# [Work to complete]
Read through the material below and find each line that has the word "true"; copy it.

# [Records provided]
--
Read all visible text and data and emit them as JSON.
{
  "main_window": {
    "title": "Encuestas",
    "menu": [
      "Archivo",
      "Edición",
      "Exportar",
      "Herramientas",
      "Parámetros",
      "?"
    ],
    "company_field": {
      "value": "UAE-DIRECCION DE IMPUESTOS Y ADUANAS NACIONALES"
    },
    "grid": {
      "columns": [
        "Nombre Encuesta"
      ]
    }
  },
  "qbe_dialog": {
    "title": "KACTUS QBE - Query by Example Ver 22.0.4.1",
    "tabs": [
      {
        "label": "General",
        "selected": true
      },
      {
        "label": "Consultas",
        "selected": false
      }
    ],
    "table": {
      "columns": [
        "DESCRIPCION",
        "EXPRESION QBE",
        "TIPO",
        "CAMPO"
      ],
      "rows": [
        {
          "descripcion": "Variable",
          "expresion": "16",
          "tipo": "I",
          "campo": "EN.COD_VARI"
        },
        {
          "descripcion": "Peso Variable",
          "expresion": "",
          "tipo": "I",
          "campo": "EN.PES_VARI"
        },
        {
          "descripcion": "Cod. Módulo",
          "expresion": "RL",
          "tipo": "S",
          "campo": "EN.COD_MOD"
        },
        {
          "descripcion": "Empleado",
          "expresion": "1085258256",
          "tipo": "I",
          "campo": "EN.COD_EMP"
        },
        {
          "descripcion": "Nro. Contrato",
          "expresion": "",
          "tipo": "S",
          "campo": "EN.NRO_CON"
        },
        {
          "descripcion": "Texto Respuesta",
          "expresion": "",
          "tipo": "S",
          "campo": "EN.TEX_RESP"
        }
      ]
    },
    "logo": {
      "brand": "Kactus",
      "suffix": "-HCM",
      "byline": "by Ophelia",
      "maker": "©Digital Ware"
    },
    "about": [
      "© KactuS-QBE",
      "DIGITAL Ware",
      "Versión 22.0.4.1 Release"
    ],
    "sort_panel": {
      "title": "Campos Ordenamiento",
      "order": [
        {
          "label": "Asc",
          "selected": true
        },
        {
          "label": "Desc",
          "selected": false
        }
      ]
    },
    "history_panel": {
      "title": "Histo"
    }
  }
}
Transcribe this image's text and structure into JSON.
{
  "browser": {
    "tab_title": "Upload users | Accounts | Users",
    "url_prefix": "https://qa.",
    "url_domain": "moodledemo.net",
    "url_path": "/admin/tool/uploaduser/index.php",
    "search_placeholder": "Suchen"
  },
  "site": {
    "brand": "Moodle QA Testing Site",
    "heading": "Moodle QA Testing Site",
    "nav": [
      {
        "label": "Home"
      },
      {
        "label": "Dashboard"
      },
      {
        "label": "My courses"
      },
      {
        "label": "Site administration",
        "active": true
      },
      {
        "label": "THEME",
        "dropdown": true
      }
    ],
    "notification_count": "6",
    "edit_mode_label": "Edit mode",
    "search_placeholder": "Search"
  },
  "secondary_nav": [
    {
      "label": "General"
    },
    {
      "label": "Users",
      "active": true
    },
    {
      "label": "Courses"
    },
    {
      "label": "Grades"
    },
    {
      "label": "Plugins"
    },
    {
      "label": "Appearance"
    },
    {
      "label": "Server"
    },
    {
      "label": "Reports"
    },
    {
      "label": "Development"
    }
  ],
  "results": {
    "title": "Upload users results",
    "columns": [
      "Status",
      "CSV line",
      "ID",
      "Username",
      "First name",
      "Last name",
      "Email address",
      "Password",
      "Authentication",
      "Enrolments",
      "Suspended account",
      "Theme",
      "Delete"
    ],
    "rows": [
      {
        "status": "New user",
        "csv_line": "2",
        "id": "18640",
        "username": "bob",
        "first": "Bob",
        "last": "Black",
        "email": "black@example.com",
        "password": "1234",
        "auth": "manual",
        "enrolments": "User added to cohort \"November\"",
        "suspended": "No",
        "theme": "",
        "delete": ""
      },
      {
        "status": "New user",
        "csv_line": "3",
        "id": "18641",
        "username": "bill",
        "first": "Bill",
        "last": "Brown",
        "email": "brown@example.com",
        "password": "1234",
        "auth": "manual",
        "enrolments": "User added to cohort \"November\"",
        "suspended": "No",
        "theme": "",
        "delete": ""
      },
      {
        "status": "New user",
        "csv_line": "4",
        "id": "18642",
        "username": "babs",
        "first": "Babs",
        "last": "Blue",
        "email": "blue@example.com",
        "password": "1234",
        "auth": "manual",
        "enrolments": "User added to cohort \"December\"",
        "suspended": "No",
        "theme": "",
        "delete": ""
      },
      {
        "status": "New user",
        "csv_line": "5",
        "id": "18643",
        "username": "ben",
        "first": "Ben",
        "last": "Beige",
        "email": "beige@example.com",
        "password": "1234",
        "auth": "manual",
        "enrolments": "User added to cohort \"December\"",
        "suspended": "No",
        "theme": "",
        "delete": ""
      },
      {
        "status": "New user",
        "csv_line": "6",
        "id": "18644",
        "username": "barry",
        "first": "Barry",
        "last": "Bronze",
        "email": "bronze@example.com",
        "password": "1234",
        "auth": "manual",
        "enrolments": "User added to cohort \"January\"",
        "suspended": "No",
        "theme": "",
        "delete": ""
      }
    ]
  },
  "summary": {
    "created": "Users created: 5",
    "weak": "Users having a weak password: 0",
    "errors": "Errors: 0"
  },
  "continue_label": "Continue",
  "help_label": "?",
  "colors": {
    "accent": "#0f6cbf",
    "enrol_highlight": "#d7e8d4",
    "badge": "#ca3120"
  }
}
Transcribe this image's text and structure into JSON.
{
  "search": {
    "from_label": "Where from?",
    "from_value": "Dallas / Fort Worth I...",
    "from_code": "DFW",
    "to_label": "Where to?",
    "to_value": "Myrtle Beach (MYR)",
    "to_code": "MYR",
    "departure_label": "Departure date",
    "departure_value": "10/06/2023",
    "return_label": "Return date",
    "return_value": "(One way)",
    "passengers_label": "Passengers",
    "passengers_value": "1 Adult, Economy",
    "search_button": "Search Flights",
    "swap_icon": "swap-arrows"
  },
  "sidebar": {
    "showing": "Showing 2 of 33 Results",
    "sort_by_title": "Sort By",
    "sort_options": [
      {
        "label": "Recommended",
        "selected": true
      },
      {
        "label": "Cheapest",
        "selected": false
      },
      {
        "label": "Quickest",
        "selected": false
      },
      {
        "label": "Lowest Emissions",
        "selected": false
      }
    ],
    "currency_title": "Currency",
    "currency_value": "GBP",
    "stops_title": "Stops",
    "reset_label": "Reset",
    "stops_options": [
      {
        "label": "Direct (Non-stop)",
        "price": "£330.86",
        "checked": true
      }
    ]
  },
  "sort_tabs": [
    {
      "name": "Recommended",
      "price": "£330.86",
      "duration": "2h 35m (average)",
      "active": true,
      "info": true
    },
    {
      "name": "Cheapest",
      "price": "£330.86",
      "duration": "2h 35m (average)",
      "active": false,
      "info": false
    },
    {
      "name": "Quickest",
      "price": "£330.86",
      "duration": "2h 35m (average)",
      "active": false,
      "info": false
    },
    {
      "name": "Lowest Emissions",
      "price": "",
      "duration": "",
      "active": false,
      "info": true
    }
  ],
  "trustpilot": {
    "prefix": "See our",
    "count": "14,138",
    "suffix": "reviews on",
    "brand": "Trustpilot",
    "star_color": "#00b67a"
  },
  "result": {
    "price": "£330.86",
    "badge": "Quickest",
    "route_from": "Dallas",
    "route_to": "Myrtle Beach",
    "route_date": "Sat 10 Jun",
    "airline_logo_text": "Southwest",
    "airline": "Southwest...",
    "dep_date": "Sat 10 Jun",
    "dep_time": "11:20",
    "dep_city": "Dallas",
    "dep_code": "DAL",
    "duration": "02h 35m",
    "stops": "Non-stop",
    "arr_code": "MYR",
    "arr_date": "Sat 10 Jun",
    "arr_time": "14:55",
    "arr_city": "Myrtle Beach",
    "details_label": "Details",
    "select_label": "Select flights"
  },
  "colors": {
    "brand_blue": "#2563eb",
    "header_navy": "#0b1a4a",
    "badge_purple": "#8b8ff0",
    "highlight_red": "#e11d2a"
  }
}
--
# [Answer box]
        "selected": true
          "selected": true
        "active": true
        "dropdown": true
      "active": true
        "selected": true
        "checked": true
      "active": true,
      "info": true
      "info": true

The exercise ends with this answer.